■ Goal of the exercise ■
What lines in the data hold the string "code"? Show them.

::: Record set :::

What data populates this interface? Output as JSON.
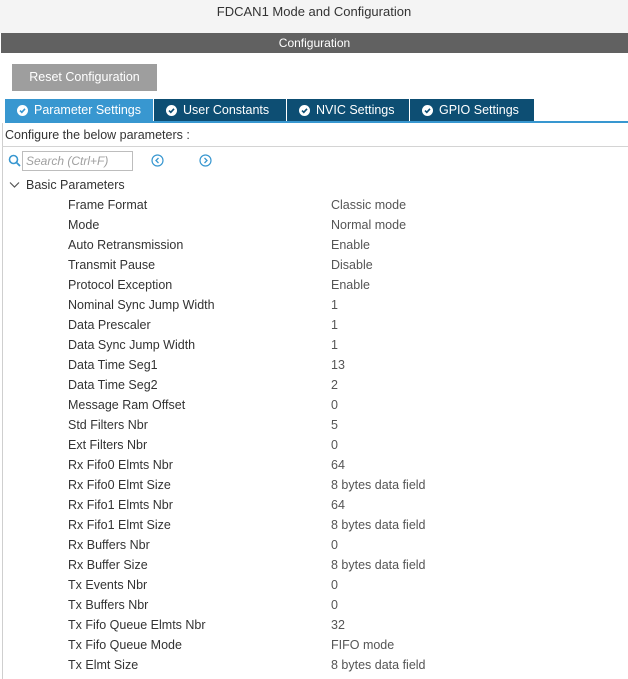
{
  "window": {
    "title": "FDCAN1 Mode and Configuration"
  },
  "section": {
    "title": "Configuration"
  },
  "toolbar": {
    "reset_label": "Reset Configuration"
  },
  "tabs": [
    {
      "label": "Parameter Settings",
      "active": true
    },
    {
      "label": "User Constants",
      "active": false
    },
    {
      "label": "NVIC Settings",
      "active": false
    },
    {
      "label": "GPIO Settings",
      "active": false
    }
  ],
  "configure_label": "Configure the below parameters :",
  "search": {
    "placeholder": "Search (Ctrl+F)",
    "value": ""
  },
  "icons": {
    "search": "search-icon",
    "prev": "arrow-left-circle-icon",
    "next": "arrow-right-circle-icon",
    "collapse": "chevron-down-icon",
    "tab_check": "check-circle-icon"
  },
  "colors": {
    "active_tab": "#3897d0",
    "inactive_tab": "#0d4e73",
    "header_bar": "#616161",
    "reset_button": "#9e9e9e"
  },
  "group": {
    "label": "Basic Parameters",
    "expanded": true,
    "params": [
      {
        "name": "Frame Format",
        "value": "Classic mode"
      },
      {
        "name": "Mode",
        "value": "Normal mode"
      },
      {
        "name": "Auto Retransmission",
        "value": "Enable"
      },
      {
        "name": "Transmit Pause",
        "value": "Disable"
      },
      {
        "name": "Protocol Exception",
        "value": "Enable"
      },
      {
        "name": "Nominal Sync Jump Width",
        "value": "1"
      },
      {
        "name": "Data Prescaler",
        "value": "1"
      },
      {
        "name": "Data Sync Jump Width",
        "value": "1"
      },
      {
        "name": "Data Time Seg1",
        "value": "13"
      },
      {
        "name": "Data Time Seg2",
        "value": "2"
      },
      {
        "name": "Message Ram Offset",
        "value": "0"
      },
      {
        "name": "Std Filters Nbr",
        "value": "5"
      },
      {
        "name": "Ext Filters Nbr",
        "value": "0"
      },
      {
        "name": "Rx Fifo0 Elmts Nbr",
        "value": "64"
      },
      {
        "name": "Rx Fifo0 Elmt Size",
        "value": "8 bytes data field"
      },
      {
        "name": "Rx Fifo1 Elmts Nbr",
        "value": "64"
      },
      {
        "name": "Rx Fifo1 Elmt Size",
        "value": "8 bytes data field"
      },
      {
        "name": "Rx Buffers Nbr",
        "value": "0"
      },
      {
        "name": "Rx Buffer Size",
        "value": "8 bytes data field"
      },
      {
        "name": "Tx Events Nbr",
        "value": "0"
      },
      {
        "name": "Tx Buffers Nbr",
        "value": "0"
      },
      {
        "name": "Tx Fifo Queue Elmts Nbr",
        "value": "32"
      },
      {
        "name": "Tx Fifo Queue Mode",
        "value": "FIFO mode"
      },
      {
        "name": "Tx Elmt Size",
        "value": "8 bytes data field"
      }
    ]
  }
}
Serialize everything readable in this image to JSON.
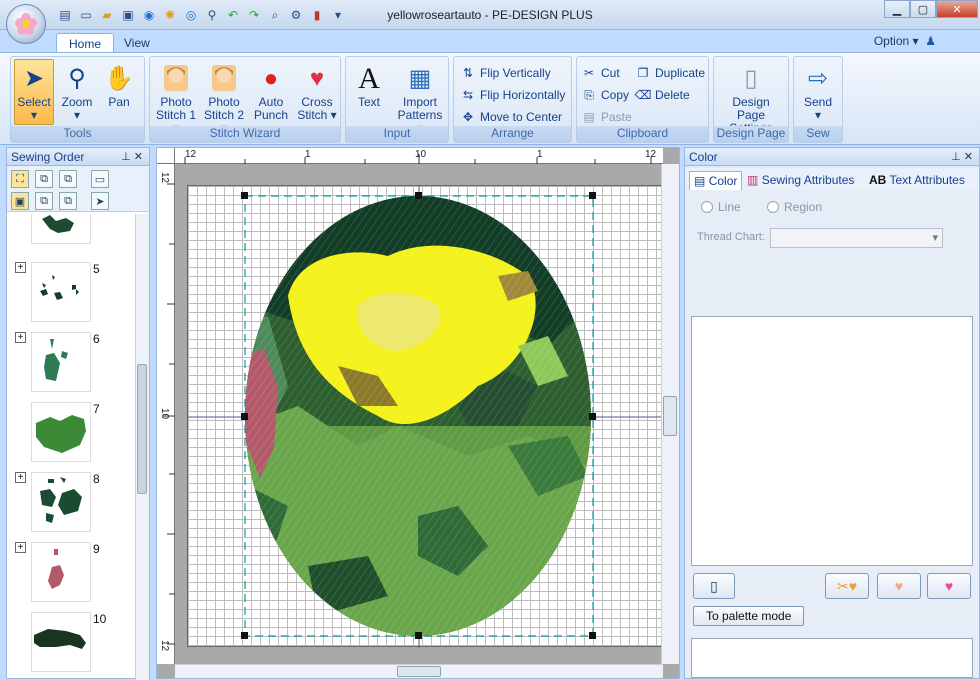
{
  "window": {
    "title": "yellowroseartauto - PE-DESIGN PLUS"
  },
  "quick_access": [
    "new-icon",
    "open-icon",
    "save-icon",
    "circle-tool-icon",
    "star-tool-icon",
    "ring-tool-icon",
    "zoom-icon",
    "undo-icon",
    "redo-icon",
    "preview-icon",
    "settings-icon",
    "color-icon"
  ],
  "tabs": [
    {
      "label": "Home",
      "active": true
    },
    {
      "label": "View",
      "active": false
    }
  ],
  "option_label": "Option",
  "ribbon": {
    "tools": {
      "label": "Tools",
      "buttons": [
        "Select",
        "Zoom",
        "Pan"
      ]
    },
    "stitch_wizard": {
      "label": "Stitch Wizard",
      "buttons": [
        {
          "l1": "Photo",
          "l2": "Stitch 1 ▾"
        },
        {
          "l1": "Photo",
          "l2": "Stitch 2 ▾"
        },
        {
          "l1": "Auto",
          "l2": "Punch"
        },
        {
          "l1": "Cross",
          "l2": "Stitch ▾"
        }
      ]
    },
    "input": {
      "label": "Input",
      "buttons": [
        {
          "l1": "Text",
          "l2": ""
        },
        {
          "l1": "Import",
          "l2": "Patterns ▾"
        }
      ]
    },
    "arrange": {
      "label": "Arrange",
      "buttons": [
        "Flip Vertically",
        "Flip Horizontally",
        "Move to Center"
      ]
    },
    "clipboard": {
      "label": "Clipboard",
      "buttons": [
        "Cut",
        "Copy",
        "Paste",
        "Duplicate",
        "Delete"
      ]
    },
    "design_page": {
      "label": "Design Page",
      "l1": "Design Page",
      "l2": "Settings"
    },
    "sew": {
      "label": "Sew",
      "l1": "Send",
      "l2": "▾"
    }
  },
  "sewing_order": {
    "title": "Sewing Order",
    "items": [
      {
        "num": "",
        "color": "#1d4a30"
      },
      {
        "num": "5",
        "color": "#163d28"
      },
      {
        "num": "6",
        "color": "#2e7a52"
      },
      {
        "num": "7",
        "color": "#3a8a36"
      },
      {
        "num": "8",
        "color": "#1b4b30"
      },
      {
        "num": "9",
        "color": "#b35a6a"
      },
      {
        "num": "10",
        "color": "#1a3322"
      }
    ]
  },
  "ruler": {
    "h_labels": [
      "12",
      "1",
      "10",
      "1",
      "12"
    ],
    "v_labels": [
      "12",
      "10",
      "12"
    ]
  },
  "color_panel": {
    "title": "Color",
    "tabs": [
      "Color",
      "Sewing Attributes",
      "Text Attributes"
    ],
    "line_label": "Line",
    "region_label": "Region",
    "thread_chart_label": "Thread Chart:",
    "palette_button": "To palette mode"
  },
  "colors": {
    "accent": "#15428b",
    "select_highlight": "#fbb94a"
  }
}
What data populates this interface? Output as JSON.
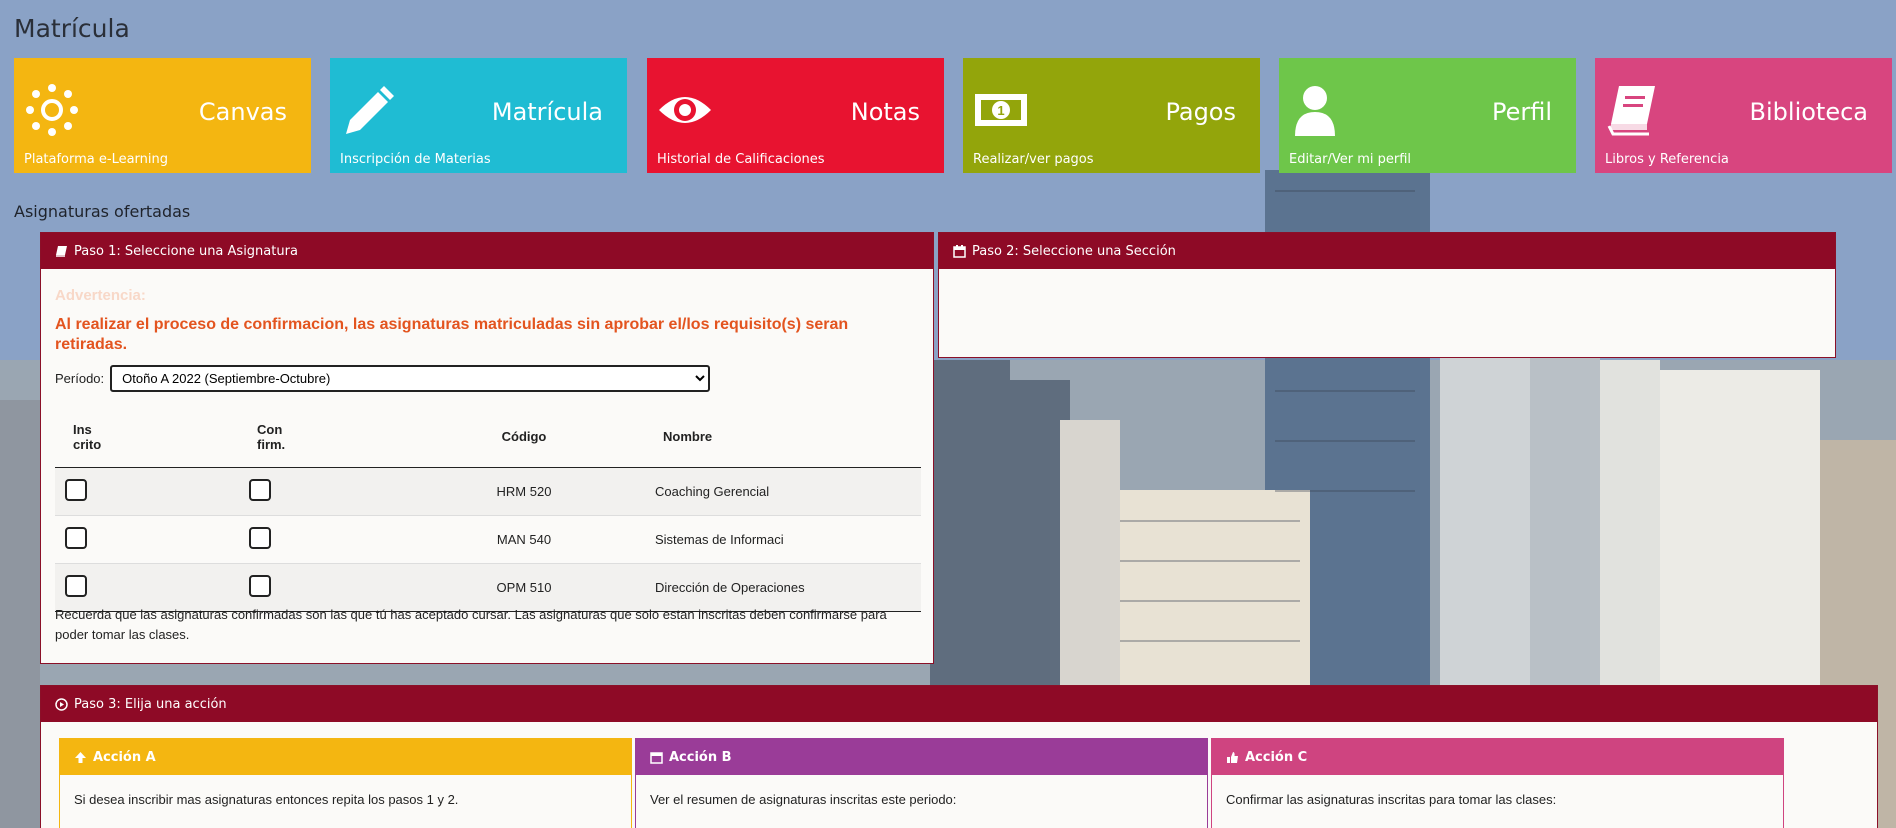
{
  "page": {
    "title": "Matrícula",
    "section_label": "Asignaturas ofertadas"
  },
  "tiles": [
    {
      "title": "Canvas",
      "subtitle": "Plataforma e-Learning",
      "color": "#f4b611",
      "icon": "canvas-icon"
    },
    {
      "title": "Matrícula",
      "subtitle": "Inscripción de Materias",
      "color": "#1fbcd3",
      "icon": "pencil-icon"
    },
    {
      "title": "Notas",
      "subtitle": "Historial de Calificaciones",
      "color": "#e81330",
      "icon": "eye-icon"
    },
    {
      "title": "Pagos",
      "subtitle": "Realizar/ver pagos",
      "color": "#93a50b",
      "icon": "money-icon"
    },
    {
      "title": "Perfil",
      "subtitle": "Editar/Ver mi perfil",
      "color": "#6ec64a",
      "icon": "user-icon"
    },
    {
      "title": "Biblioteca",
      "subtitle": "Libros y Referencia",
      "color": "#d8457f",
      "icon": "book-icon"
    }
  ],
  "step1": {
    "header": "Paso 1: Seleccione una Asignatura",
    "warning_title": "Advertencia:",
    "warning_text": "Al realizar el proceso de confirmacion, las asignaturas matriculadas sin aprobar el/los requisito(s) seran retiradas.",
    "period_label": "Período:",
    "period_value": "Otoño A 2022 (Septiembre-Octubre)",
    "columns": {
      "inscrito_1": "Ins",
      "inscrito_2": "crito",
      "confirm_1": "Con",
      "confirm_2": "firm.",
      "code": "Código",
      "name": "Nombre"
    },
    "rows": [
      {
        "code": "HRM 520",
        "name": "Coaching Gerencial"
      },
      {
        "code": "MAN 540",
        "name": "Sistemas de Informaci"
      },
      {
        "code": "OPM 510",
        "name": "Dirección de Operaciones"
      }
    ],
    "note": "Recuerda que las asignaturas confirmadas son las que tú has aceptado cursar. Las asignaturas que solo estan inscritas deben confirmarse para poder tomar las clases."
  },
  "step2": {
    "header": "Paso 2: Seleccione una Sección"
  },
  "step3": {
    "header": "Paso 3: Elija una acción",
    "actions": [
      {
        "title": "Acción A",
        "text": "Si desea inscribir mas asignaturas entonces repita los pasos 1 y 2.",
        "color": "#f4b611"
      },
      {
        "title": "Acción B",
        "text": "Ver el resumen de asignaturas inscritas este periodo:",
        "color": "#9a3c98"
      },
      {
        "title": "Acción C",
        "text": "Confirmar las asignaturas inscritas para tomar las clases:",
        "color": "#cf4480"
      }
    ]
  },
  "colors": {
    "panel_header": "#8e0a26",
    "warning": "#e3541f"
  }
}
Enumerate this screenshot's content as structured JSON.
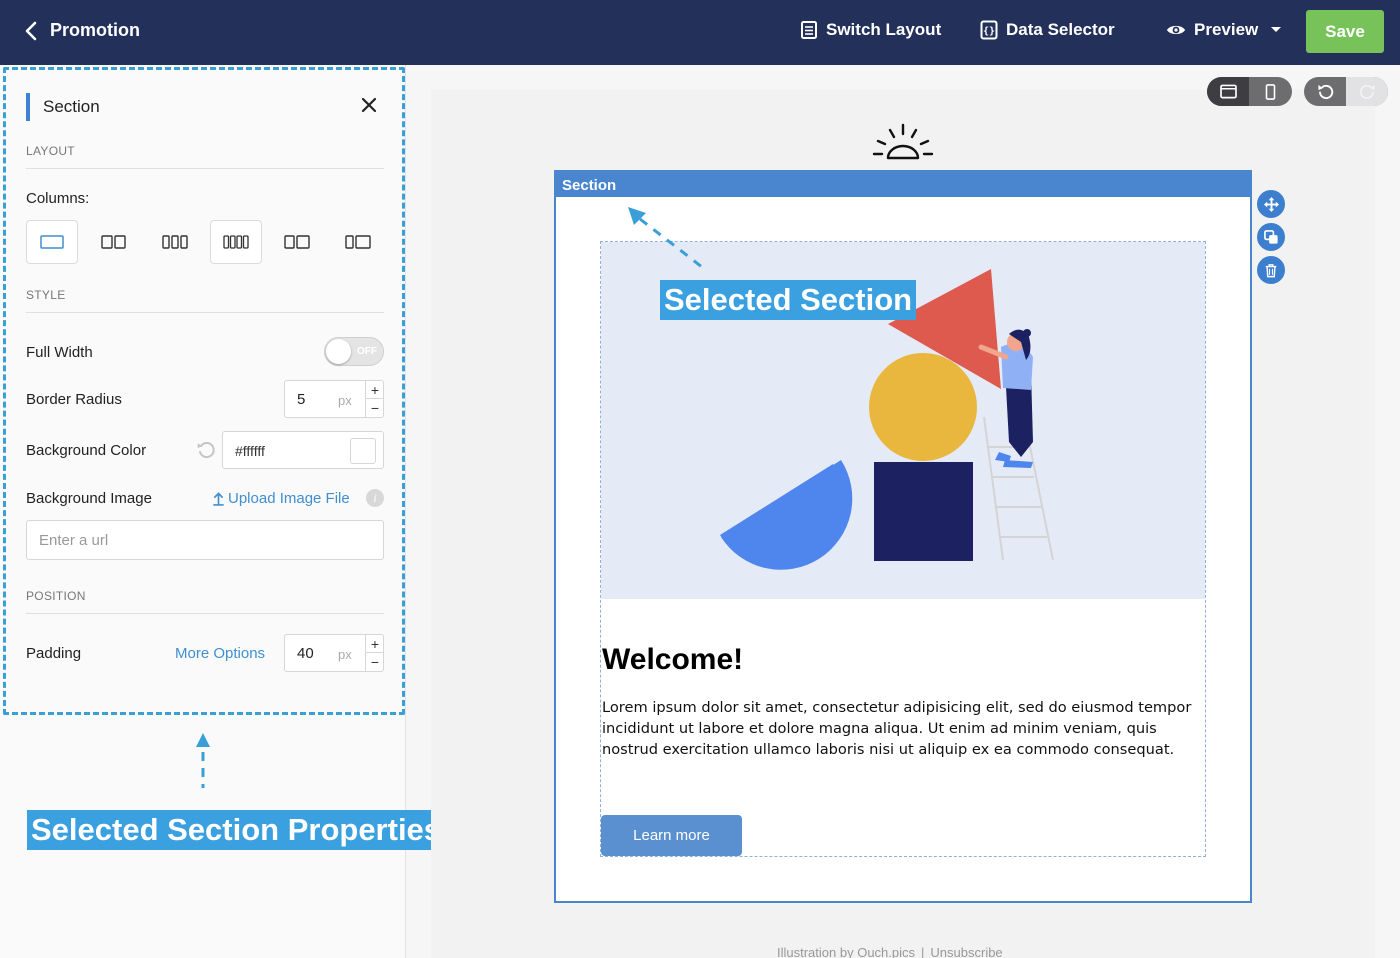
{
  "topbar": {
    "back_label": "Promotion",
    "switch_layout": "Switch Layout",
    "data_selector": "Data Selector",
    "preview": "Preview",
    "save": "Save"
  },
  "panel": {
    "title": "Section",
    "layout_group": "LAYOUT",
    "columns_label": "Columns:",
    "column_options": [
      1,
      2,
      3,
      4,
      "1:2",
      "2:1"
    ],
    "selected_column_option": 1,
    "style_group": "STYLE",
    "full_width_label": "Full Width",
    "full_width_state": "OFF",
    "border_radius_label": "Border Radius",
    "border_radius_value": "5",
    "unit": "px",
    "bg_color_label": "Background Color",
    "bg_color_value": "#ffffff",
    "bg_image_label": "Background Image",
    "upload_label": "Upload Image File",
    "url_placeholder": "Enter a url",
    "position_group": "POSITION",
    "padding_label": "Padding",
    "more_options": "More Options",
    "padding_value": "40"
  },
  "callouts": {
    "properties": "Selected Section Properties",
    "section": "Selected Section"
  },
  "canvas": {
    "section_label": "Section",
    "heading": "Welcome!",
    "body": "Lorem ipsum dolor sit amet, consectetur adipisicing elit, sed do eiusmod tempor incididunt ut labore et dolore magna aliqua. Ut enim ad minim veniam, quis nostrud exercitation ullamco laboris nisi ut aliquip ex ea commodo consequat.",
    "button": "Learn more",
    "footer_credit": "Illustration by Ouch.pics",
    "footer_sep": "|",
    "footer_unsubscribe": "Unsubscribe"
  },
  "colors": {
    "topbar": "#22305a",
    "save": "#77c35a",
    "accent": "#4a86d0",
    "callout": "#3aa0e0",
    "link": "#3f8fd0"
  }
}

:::

■ Result of this exercise ■
      "code": "Código",
        "code": "HRM 520",
        "code": "MAN 540",
        "code": "OPM 510",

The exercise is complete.